As a Sociologist and Doctor in Architecture and Organisational Behaviour, she is curious and passionate about the role physical spaces play in fostering serendipitous interactions, and how to use combinations of digital technologies to understand and measure them.

Dr Lopez de Vallejo has a long and stellar career, having worked in European technology policy making, applied technology research and innovation both in the Basque Country, Spain and the UK, and has spent over a decade focused on building research and international development collaborations from the UK to the world.

She was the first woman member of the board of directors of euRobotics, the European Robotics Association. She is the co-founder of Giving Streets, a blockchain startup focused on financial inclusion, and partnerships director of OCEAN Protocol, a global initiative co-founded by DEX, which is creating a decentralized data exchange protocol that unlocks data for AI.

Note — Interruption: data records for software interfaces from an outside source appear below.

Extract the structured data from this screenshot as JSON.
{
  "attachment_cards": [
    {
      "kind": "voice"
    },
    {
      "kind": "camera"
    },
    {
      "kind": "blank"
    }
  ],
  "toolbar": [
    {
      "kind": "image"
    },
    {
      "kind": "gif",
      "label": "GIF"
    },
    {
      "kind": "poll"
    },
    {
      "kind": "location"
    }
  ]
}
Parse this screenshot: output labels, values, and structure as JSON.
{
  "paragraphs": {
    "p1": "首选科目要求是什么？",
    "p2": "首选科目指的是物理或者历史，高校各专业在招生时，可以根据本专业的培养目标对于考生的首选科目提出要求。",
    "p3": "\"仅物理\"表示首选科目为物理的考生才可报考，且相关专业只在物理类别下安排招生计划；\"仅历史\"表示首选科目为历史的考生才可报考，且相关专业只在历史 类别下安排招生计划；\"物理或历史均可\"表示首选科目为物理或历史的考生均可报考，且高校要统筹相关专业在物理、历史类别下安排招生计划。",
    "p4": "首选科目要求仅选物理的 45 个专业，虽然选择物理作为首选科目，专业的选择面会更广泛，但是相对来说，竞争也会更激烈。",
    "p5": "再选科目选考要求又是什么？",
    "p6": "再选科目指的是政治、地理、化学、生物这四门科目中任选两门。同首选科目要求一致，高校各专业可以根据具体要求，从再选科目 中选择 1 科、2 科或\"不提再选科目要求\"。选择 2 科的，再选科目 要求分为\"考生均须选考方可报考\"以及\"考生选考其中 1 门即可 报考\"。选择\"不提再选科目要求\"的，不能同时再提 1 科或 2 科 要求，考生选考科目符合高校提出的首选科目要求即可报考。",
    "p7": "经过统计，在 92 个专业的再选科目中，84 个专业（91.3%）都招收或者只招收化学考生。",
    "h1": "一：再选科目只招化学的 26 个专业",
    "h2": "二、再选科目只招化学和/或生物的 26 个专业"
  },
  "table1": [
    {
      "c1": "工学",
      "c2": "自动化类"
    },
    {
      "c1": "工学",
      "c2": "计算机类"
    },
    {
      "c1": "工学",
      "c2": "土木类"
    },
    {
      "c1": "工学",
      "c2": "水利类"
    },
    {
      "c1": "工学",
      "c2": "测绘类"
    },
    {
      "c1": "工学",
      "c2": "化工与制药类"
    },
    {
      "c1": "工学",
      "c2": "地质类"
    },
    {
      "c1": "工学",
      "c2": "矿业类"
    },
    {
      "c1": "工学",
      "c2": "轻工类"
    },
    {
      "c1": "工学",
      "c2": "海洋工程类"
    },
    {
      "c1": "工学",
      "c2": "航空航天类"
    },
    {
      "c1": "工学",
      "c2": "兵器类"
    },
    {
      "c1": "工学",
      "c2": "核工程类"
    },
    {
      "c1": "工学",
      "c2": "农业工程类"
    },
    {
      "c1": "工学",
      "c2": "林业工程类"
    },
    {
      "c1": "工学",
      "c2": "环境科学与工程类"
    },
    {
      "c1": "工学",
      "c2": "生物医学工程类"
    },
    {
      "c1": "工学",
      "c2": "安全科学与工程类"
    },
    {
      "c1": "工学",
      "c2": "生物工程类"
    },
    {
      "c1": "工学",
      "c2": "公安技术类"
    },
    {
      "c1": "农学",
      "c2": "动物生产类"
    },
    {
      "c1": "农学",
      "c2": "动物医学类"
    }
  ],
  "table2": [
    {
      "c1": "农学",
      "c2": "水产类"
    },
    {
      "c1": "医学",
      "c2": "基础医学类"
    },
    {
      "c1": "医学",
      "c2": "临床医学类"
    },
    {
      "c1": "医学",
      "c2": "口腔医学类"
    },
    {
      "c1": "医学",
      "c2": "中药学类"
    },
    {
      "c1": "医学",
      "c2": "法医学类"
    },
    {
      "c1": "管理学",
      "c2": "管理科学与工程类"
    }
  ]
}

How do you see DLT technologies adoption such as Blockchain evolving the next 3 years?
DLT technology will overcome the hype and become the necessary background of the digital economy that we are building and is yet to come. These technologies provide a unique and much needed value: transparency in the actions taken. Together with other improvements, they imply a revolution in terms of ways of working, culture and education inside organisations, particularly in terms of digital transactions, which are still a barrier.

Fortunately, I have seen that we are testing this new reality from different tech communities. The reason for its success is the specific use for needed tasks, so we can take its value for granted. In my opinion, leaving data intermediaries out will increase confidence and lead to decentralization without one and only leading source of information. This would bring structural changes for the better, beneficial to enterprises, governments, social groups and individuals.

What it is Ocean Protocol and what enticed you to this new venture?
Ocean Protocol works through utility tokens with a unique and traceable identifier. It is a decentralised protocol, a network that provides a secure data sharing mechanism between companies and inside the same one. We provide the technology needed to make data transactions auditable, secure, and clear, contributing to the AI development out of the monopoly.

This is the reason why I joined DEX and Ocean Protocol. Currently, 99% of data is not accessible. In our case, the data owner has full control over the customizable software and their preferences during the process, which makes it a marketplace of reference. Being able to train your own algorithms implies the democratization of AI in all sectors, contributing to increase confidence in the digital economy.

What type of IoT startups might really benefit from your protocol? What about for established corporations?
Any company that requires a data strategy to maintain or has the potential to be the basis of a new business model will eventually need this. If IoT companies or any other type of business are going to develop their own data bases and keep part of this information in the devices they are going to deploy, Ocean Protocol will be useful. Information is not useful by itself; it is the way you action it that makes a difference and creates value.

In your experience working with AI, are there any downsides that potential users need to be aware of?
From my perspective, AI is already everywhere. My concern is that if we are not able to democratise the access to data, we won’t have an equitable AI, not only developed by a unique source marked by commercial interests. We will reach total success in AI when the process becomes open enough. We have to be aware of this need inside both the business and the socio-political contexts.

You were the Director of Collaborative Research and Regional and International Development of Digital Catapult on several technological fields, counting 5G among them. What is the current real sociological impact that 5G is having at the end-user level?
The impact will be particularly noticeable in remote areas, especially in aspects related to health. The ability to react to an emergency will be quicker. Following this line, industries and manufacturing facilities will also tend to grow from a digital communication perspective.
5G will also make much easier the communications when dealing with crowding situations. The same connectivity problem will be solved for the work-on-the-move, especially in the worst connected areas.
New business models that combine 5G with AR, VR and geolocation will arise. This is the Internet that is coming.

You have also been a mentor in IoT Tribe. Why?
Because I really believe in giving back to grow. What it often works is as simple or complicated as sharing your experience and ideas, apart from money or investment.

Do you meet many tech entrepreneur women in your daily life or is it still a challenge?
There are many tech women with a relevant role within the ecosystem and very interesting, technical and powerful profiles. Although statistics still show the reality, especially when asking for investment. I think we should make a greater effort in sitting at the table, literally, and saying everything that we have to say as well as claim, ask, take opportunities and support each others. This is the way to continue making integration a reality inside the business world.

Finally, what is the achievement you are most proud of?
Having my daughter. At the end of the day, you understand that you cannot separate professional and personal in your live. She was born during my PhD, working full-time. I wouldn’t have been able to achieve one thing without another, and viceversa. Becoming a mother taught me to play down and keep my feet on the ground. These are lessons that I also applied to my work life.